* **WORK REQUEST**: All lines that hold the string "Total" should be copied. Find them in the listing below.

* **DATA PROVIDED**:

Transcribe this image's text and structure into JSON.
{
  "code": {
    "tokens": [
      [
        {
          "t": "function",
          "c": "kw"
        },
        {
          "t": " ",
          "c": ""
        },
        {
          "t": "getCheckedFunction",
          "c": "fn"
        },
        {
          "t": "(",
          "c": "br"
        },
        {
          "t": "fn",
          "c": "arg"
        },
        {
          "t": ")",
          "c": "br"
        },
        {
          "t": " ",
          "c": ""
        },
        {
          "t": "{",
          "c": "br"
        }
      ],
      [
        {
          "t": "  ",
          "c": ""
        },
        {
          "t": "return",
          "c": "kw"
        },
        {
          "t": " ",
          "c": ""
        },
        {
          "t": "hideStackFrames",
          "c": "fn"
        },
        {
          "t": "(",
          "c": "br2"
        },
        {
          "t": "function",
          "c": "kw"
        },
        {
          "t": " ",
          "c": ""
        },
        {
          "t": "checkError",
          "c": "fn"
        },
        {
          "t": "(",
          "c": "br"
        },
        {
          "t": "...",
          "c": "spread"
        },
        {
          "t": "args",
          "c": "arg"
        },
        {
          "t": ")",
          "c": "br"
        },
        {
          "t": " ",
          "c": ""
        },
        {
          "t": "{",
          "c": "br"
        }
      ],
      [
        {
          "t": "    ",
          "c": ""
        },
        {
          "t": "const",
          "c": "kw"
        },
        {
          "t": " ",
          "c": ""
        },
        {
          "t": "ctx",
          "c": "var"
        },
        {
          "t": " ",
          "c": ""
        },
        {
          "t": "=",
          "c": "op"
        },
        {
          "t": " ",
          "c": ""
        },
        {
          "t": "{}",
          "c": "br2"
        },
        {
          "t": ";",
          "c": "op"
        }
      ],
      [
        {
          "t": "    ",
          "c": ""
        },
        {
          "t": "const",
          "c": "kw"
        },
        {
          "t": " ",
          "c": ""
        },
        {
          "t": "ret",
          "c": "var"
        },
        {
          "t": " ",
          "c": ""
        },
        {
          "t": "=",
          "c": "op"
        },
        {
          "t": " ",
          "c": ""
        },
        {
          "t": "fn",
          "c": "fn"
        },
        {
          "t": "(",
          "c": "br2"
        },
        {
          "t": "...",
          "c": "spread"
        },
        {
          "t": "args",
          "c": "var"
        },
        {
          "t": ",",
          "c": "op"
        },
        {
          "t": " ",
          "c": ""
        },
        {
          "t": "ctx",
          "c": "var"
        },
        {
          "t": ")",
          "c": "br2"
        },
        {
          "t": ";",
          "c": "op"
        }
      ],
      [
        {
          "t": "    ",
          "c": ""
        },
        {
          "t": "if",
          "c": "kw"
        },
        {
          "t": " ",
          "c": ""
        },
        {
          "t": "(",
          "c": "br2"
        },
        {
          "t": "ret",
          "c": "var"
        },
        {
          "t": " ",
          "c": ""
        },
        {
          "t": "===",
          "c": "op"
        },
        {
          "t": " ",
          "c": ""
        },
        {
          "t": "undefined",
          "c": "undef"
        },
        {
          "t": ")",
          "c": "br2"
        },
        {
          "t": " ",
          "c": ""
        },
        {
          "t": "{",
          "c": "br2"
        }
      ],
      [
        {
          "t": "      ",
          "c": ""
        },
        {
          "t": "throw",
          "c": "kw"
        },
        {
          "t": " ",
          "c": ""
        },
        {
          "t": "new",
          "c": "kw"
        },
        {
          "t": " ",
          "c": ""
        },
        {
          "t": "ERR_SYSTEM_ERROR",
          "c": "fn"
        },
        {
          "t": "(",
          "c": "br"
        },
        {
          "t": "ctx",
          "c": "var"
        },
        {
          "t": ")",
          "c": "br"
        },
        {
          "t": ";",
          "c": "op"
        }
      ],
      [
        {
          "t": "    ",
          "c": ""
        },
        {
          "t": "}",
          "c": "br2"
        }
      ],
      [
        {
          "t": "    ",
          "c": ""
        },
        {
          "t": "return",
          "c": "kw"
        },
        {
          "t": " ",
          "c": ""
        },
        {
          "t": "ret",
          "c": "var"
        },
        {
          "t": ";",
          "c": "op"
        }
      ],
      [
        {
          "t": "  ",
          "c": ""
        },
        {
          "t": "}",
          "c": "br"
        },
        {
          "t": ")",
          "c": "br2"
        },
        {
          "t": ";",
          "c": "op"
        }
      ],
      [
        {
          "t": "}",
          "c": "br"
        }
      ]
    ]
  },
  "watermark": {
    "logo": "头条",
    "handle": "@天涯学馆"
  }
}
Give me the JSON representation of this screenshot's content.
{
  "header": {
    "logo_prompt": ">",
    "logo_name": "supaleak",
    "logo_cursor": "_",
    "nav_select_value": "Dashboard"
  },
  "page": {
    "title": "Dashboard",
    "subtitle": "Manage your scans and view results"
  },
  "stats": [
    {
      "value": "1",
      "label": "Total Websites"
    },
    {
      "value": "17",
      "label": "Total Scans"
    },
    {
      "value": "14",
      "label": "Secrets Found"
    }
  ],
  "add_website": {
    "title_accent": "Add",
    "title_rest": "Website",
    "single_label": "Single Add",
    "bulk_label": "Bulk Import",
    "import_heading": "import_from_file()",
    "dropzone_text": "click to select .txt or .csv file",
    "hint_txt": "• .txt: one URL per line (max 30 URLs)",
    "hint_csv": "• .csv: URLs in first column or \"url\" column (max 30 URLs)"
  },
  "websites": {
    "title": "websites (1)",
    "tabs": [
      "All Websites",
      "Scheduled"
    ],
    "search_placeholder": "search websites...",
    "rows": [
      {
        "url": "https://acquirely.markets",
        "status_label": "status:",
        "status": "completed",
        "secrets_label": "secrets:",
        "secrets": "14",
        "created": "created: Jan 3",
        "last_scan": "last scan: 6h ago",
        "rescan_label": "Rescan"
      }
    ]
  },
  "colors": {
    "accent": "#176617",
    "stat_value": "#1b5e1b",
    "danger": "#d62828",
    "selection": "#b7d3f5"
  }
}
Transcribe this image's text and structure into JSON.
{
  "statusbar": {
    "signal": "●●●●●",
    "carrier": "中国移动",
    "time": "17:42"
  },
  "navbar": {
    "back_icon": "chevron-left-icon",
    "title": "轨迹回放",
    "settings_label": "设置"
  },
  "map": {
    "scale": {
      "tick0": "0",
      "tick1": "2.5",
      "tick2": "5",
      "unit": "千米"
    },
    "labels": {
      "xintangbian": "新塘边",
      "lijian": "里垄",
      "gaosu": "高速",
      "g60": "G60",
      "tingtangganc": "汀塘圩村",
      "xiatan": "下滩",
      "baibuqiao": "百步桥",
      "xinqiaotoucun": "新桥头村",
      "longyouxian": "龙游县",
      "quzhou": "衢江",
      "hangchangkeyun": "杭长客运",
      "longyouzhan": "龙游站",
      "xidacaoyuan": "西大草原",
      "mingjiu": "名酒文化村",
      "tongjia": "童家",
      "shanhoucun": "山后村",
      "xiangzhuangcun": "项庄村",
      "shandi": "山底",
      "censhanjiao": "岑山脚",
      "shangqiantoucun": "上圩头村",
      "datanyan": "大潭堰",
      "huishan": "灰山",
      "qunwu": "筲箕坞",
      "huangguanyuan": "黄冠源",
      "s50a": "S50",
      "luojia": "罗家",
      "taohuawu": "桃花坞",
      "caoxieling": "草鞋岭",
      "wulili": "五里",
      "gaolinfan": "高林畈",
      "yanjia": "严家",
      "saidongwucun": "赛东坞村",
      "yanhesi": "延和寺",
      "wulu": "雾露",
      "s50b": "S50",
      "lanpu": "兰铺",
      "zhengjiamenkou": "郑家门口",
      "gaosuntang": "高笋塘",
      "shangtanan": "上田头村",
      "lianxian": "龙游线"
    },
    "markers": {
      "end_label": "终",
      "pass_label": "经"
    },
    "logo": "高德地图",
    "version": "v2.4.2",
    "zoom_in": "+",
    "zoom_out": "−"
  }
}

* **RESULT OF THE TASK**:
      "label": "Total Websites"
      "label": "Total Scans"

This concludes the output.